Kalmar began working for the bank in January 2007 in Budapest, but later moved to the headquarters in Glasgow. He was once described as a "rising star" within Morgan Stanley. He gave instructions to junior staff to make payments into dormant accounts which were later transferred into his personal accounts or to accounts of associates.

The court heard that staffing issues last year meant the department was under pressure.

Procurator-fiscal depute Laura Millar said: "Kalmar also knew that as he was not only significantly senior and more experienced than many of those who worked for him, but trusted by them, any input request made by him was unlikely to be questioned or closely scrutinised."

After drawing up the request for the transaction, he sent the majority to junior analysts for processing via the internal messaging system instead of the more traceable email system.

On the one occasion that the instruction was queried, it was referred up the chain to Kalmar, who gave the instruction that the transaction should go ahead.

Investigations were made in early 2013 into the activity of the accounts Kalmar was dealing with and in particular single large payments of up to and over £70,000 were questioned.

Payments were tracked and investigated and then other transfers attracted attention. In March, he made "voluntary admissions".

The court was told that by the time the fraud was discovered Kalmar had spent or transferred most of the money, the majority on "adult" entertainment and drugs.

Ms Millar added the "female associates" referred to in payments were women who provided adult entertainment and some were prostitutes.

The court heard that between 2012 and 2013 Kalmar's wages were £71,256 including an £11,000 bonus paid in February.

Mr Scott told the court Kalmar was once an "excellent fencer" and to the credit of the University of Pennsylvania made it on the All American List three times.

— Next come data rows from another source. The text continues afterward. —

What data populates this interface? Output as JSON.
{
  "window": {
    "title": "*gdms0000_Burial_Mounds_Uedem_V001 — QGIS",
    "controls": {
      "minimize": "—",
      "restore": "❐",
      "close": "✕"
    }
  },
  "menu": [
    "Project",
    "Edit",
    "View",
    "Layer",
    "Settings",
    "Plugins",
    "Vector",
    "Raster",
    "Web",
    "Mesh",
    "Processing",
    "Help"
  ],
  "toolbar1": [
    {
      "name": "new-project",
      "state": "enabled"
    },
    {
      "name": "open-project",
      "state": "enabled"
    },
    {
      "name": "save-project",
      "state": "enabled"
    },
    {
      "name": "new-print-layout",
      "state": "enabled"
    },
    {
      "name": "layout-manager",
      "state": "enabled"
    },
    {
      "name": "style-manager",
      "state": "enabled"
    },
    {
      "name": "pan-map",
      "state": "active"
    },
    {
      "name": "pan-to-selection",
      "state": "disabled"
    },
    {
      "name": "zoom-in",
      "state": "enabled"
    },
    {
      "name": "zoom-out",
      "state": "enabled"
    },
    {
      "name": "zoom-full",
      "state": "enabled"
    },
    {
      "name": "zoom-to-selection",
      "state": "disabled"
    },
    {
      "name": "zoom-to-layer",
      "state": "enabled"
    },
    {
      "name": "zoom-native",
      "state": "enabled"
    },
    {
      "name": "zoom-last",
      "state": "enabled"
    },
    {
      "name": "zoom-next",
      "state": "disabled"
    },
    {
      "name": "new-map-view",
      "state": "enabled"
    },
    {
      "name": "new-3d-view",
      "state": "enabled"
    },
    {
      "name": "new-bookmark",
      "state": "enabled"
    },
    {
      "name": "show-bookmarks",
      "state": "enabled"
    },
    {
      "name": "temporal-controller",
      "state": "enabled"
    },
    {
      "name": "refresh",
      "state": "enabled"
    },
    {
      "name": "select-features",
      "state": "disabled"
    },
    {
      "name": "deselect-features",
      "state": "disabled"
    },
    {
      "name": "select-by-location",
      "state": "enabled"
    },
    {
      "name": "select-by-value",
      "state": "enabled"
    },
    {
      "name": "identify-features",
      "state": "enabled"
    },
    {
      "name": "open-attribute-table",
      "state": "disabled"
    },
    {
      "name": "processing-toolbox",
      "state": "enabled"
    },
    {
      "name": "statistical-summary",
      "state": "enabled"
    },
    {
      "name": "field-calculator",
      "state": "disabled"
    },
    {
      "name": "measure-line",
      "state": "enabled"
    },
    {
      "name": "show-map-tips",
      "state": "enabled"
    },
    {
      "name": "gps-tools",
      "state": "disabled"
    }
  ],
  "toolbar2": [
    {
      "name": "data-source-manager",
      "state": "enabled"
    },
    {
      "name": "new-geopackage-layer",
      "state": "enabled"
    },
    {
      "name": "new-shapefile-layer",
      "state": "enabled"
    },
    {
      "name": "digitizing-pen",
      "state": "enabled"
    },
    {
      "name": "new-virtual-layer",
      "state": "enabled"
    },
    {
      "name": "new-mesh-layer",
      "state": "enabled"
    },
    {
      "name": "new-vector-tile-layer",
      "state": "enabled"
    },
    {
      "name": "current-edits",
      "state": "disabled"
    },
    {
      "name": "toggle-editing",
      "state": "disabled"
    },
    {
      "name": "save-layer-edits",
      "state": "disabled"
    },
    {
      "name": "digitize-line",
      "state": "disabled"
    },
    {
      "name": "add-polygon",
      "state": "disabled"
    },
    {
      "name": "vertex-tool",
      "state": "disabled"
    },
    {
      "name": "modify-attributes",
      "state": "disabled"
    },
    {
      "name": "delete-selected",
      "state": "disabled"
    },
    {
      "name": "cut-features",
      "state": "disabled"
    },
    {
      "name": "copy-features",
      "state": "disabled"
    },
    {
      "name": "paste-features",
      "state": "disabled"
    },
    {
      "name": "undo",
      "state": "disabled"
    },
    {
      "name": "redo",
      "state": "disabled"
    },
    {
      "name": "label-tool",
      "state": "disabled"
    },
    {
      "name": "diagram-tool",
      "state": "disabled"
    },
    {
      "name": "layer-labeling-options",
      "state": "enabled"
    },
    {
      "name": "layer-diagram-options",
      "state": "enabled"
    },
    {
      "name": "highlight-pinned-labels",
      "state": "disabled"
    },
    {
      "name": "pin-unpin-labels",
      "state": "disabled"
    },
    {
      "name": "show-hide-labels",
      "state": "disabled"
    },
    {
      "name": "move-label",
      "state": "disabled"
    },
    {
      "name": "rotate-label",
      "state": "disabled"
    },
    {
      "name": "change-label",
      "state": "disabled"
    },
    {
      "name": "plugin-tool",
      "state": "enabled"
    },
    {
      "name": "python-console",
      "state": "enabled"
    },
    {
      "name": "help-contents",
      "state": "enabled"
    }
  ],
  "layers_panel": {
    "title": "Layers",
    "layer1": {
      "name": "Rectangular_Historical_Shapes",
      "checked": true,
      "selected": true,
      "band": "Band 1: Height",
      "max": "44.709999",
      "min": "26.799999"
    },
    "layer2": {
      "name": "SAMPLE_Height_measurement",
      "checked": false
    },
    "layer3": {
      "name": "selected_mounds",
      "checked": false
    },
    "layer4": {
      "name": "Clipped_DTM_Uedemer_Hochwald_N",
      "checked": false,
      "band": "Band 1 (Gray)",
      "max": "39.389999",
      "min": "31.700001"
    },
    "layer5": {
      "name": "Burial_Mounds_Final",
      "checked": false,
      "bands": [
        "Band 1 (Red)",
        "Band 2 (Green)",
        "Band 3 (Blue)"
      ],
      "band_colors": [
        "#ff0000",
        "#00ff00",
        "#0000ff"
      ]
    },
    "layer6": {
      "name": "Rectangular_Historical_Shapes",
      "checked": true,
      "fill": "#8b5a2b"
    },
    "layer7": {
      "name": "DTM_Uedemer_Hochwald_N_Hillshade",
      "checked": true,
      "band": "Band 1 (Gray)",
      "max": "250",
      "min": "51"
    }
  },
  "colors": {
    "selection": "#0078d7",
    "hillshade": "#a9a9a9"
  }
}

But Kalmar moved to New York for work and found himself in "bad company" and in the late 1990s was jailed for 40 months for assaulting a drug dealer. He moved to Hungary and in 2006 passed background checks for Morgan Stanley. A hearing under the Proceeds of Crime Act will take place at a later date.